Indie rock is not Made In America's strong suit. There are a handful of top-shelf bookings, such as Mayer Hawthorne on Saturday and Spoon and Grimes on Sunday afternoon. But for the most part, the fest pulls in its people with hip-hop and classic-rock headliners and a heavy dose of EDM.
So there was some question as how well the brooding Brooklyn band The National would go over with a determined-to-party pop audience. After all, there's a high seriousness to singer Matt Berninger's songs. The "I don't have the drugs to sort it out" admission in "Afraid Of Everyone" that Berninger shared on Saturday was an admission of paranoia that wasn't in step with anyone else on the bill (except maybe that raving genius in the top spot, Kanye West).

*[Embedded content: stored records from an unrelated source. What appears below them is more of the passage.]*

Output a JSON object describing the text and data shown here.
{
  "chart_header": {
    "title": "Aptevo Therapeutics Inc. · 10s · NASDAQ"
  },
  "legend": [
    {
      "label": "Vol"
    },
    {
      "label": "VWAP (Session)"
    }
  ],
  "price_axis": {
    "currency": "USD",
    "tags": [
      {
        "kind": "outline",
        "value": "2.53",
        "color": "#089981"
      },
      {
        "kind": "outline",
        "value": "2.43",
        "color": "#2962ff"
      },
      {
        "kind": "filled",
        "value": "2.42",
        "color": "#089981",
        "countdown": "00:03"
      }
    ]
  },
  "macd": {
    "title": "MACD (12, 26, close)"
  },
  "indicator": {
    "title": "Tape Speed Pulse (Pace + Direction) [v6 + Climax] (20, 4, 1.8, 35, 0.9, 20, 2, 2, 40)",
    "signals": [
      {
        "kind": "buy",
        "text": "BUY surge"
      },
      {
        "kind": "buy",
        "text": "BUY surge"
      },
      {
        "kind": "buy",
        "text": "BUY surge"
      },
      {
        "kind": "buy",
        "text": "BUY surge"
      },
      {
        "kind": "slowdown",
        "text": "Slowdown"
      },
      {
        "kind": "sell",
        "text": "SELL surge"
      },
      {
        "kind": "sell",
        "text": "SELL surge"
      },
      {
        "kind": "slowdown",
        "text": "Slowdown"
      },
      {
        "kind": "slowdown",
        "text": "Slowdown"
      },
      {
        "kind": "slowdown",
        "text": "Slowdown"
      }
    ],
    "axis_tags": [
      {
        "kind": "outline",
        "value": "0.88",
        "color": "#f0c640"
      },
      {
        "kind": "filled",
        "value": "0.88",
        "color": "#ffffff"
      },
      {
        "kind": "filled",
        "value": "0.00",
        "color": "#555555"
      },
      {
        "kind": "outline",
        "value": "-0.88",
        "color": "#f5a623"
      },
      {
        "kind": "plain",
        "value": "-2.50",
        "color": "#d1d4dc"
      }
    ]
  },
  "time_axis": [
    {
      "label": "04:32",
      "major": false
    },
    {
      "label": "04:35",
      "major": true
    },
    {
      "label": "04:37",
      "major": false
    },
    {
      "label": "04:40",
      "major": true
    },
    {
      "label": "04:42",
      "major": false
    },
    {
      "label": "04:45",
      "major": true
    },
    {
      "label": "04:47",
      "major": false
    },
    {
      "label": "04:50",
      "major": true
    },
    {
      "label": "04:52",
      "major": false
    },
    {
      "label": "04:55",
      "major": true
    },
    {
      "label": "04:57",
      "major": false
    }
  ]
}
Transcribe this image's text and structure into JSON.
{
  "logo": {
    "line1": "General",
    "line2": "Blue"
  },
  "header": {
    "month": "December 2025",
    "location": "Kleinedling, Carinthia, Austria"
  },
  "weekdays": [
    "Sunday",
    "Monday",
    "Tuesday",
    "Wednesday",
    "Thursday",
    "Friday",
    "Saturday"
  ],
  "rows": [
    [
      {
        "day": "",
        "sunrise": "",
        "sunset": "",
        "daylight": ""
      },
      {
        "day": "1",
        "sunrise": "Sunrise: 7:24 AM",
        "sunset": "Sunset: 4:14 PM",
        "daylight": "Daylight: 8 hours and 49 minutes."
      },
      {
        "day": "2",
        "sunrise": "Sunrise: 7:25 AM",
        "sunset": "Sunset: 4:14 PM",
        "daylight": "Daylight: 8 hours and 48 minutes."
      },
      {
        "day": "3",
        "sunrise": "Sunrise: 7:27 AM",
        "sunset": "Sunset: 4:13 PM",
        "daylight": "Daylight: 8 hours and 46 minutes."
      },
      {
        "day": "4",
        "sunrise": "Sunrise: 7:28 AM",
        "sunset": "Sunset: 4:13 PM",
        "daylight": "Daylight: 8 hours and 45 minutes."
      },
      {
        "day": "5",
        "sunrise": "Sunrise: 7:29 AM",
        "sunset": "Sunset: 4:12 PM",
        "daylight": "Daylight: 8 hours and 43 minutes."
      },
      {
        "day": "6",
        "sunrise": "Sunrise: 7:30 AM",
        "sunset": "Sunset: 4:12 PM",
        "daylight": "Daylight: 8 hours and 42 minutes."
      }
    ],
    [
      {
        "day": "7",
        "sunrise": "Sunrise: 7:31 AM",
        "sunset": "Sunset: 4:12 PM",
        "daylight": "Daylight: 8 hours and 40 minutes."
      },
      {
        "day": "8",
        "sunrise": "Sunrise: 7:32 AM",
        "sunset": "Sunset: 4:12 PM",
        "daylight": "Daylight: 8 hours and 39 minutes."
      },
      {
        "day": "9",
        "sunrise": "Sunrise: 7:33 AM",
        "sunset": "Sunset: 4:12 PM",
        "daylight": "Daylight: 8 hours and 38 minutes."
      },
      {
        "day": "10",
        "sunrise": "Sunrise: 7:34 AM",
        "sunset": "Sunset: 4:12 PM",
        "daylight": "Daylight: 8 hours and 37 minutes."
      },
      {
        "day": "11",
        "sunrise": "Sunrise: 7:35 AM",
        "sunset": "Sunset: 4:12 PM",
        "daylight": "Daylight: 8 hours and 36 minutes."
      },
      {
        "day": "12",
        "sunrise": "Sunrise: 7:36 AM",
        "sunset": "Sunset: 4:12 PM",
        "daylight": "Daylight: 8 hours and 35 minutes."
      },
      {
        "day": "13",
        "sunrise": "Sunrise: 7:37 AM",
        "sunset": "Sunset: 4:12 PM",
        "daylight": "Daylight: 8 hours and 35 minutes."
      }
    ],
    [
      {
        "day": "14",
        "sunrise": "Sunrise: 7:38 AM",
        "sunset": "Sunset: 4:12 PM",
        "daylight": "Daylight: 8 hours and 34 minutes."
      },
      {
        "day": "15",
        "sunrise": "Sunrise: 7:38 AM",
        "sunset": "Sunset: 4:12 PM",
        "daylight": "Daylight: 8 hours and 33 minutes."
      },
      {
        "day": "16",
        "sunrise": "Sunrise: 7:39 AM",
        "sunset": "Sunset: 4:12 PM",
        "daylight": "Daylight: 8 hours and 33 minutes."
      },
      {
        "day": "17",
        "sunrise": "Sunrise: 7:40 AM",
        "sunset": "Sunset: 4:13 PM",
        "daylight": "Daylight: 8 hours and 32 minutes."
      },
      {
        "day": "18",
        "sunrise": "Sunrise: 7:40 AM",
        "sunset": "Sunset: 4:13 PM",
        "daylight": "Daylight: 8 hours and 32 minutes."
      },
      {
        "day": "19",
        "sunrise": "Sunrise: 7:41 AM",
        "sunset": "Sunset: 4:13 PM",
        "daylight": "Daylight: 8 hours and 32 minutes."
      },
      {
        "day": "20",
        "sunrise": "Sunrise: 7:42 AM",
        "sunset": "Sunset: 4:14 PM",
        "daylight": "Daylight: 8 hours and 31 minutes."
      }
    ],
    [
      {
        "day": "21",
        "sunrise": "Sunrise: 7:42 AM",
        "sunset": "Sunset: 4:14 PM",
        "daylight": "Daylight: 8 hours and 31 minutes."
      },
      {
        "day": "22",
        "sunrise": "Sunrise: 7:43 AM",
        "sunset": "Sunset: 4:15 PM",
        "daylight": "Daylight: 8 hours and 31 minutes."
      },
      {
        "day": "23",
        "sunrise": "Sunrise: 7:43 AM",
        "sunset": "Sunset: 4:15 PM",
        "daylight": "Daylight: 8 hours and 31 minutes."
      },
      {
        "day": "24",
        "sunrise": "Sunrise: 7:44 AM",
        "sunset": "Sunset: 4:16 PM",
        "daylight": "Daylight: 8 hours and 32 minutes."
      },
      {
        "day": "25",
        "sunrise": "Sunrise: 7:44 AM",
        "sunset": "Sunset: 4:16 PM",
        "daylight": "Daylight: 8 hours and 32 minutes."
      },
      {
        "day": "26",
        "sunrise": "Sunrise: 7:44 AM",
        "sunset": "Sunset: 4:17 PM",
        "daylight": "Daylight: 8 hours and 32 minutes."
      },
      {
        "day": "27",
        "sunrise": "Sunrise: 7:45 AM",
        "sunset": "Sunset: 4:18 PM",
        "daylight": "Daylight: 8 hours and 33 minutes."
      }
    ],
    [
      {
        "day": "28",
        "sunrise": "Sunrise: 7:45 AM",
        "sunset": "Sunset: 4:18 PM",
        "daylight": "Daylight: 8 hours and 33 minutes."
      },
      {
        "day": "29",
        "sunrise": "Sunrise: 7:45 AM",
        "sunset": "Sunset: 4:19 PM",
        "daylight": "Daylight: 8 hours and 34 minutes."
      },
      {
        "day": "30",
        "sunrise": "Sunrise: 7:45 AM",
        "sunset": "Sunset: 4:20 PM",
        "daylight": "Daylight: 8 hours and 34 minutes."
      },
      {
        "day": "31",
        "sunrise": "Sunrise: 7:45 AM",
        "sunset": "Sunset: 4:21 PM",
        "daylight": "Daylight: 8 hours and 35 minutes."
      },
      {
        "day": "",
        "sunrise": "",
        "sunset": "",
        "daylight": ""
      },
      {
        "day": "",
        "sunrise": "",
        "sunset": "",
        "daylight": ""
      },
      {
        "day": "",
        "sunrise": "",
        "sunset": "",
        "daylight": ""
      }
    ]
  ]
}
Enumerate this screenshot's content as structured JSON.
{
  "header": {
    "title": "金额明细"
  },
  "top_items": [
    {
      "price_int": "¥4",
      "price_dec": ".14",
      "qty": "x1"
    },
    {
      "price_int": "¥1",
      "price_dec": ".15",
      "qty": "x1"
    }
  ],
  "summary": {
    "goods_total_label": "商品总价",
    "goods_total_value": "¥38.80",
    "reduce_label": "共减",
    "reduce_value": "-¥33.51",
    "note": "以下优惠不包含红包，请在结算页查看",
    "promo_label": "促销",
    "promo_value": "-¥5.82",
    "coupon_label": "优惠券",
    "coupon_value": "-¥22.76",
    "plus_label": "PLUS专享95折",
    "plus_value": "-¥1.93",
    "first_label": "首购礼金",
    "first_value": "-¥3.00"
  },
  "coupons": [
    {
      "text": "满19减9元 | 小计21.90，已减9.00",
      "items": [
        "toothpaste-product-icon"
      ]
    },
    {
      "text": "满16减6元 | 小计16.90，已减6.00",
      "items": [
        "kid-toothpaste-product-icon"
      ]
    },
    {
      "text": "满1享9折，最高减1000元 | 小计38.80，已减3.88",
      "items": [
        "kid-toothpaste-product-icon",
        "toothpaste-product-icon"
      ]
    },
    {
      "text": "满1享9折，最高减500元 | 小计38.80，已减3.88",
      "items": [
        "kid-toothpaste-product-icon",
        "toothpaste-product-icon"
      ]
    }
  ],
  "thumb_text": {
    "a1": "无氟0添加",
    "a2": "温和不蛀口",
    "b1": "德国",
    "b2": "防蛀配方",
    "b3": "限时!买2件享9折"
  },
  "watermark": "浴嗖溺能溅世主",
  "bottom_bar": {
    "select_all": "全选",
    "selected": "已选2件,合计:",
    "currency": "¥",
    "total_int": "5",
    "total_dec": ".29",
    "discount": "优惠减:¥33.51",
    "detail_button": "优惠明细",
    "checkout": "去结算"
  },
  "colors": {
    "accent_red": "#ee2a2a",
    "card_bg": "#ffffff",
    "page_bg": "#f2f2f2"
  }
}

And to be sure, The National's stately hour-long set, complete with horn section, was a chill-out interlude in a relentlessly energetic day. But it was also one of the day's unquestioned highlights. The National builds a majestic wall of sound never overblown but, on Saturday night anyway, always compelling, from Berninger's sonorous vocals, to Bryce Dessner's careening guitar, to the percussive way Berninger knocked the microphone on his noggin. Most impressive.
One man. One mixing board. By all rights, Steve Aoki shouldn't have that much power. But with his booming elecronica set Saturday night, the globetrotting DJ had the crowd at MIA hopping like Pavlov's kangaroos for a solid hour. It's part carnival music, part sports arena spectacle, powered with an insane underbody of bass. It's all about stunning the crowd's collective thalamus. And the MIA revelers happily submitted to being short-circuited by Aoki's mad mechanics.
And then, Kanye took the stage with his first song, the blinding "Black Skinhead."
For more coverage of the Made in America festival: http://data.inquirer.com/thetalk